As a general rule, state officers, boards and agencies have such powers as are delegated to them by express constitutional and statutory provisions, or as may be implied from the nature of particular duties imposed upon them. 81A C.J.S. States § 120. In that regard, we have also previously indicated to you that you have certain core functions and inherent constitutional authority which cannot be removed by legislative enactment, including the duty to receive and keep all money of the State not expressly required to be received and kept by some other officer, and the custody of the monies of the State. Op. Att'y Gen. No. 98006 (January 21, 1998). Executive officers generally have no powers beyond those granted by express provision or necessary implication. 81A C.J.S. States § 120.
LB 637 authorizes the Department of Health and Human Services to designate a public or private entity or a "state officer" to perform child support collection and disbursement services, and we believe that it is possible to argue, based upon that language, that you have the statutory authority to carry out those particular duties. 1999 Neb. Laws LB 637, § 2. On the other hand, we have reviewed the statutes which specifically pertain to your duties, and we have found no provisions there which specifically authorize you to collect and disburse child support payments on a statewide basis. Such duties also do not appear to involve your core functions pertaining to receiving and keeping monies of the State, since the funds at issue represent child support payments due individual litigants rather than public funds. Consequently, we believe that your current authority to engage in a statewide child support collection and disbursement function might be questioned. That legal problem can obviously be remedied by appropriate legislation.
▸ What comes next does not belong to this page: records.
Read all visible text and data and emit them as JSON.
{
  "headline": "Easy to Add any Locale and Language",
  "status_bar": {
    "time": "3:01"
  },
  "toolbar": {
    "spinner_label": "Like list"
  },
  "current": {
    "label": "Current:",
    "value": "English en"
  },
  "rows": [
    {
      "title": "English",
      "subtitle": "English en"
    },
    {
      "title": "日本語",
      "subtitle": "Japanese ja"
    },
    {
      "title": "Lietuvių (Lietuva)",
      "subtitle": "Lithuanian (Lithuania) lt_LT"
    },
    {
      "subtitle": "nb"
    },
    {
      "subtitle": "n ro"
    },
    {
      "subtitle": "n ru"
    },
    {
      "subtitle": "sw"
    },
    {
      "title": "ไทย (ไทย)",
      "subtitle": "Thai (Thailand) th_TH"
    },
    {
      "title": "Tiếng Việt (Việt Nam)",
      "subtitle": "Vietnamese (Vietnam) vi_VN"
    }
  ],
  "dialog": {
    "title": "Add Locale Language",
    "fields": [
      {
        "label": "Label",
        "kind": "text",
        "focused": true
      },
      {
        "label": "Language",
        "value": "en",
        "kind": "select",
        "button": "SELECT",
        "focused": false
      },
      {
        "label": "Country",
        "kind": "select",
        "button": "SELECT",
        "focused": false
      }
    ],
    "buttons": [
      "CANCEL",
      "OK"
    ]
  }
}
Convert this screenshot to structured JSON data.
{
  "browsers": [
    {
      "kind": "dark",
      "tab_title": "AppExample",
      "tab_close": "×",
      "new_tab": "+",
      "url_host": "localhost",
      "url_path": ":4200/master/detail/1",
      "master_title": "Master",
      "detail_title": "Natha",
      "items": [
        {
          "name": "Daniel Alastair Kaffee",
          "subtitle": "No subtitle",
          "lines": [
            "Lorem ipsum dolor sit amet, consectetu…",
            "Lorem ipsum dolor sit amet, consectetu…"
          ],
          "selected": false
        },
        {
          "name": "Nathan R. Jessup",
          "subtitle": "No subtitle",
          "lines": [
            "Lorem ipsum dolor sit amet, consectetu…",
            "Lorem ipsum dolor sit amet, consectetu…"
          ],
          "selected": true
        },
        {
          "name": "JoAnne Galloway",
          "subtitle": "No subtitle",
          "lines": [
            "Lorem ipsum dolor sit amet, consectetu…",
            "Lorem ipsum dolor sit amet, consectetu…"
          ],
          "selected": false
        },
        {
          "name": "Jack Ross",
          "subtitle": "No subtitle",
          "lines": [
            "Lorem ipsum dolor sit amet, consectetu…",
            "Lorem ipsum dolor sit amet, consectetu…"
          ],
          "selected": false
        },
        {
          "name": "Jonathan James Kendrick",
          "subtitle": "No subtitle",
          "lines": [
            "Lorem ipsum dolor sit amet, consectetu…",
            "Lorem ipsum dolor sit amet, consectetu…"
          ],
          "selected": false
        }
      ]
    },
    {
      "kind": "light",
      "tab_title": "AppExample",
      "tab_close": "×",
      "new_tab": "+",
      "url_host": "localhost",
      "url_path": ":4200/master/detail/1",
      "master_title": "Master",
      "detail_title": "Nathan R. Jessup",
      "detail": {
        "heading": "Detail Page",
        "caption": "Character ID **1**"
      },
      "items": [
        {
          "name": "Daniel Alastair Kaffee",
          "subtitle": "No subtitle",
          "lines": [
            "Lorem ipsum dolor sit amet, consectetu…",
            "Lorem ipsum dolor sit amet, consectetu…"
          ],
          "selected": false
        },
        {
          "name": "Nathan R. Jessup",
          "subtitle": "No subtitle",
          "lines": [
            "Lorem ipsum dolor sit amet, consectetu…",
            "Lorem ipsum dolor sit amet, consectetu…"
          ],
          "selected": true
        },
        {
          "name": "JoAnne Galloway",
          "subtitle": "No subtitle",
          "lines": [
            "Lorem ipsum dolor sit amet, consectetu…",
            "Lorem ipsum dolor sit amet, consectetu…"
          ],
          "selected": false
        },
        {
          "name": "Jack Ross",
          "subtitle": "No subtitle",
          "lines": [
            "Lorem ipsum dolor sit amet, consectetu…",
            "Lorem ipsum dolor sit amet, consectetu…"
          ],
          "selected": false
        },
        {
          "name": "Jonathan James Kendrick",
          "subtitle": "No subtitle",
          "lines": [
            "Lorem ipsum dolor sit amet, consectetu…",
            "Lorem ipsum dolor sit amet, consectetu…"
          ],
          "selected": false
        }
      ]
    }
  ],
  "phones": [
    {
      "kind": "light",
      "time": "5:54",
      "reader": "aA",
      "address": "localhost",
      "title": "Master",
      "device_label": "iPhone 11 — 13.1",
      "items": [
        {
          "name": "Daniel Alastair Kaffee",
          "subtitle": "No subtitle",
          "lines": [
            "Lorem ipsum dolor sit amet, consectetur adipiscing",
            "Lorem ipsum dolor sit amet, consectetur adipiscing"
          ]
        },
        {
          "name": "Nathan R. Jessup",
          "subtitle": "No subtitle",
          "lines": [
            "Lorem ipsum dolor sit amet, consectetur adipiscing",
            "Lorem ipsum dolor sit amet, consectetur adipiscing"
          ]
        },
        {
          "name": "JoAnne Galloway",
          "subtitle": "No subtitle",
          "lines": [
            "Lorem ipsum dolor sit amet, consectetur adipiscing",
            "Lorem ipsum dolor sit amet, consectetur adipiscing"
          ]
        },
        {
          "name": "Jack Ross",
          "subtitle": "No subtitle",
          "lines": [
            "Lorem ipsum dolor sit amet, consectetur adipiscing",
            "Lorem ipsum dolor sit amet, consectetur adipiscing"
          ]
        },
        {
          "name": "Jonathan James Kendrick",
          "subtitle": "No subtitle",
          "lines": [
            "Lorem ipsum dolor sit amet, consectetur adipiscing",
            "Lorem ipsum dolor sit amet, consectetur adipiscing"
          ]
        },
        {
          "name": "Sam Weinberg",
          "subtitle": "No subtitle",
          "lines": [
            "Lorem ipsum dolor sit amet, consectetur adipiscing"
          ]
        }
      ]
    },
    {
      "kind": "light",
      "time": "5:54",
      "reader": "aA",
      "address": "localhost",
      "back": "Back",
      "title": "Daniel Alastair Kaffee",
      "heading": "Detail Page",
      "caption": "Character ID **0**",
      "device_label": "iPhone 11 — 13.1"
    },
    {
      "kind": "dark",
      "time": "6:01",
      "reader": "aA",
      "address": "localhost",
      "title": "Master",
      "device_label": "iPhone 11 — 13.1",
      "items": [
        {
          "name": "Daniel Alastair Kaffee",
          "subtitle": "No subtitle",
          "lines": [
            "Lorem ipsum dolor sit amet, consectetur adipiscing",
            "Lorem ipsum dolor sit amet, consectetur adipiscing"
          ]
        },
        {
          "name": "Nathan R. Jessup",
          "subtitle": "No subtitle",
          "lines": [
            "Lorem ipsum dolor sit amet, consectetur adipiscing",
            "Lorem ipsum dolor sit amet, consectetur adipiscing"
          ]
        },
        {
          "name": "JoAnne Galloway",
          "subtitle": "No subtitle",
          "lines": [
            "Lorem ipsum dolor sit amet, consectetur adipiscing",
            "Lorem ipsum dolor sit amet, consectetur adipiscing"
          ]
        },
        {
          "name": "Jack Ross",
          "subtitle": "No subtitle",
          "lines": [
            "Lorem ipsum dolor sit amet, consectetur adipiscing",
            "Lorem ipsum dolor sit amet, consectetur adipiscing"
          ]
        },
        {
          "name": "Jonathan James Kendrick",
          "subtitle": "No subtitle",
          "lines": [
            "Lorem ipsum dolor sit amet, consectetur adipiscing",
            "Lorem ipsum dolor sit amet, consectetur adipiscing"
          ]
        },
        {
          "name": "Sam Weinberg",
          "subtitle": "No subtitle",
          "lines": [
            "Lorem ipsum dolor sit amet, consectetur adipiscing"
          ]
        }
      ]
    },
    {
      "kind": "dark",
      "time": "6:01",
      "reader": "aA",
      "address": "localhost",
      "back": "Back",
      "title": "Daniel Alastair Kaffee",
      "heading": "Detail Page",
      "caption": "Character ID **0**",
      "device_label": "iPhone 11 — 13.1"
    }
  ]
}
The second potential legal problem with the performance of a child support receipt and disbursement function by your office involves the State's appropriation process. As we noted in Opinion No. 99052, no monies can be withdrawn from the Nebraska State Treasury except as pursuant to a specific appropriation. Therefore, to the extent that you would collect child support payments as a part of a child support receipt and disbursement function and then place those funds in the State Treasury, an appropriation would be necessary to later pay those funds out of the State Treasury to specific individual recipients. We are not aware of any specific appropriation to your office for those purposes. Again, this problem could be remedied by legislative creation of a specific fund for the child support payments you are to receive, and legislative appropriation of that fund's monies for the payment of child support claimants.
Apart from the various matters discussed above, we are unaware of any additional legal impediments to the performance of a child support receipt and disbursement function by your office.
Dale A. Comer
Assistant Attorney General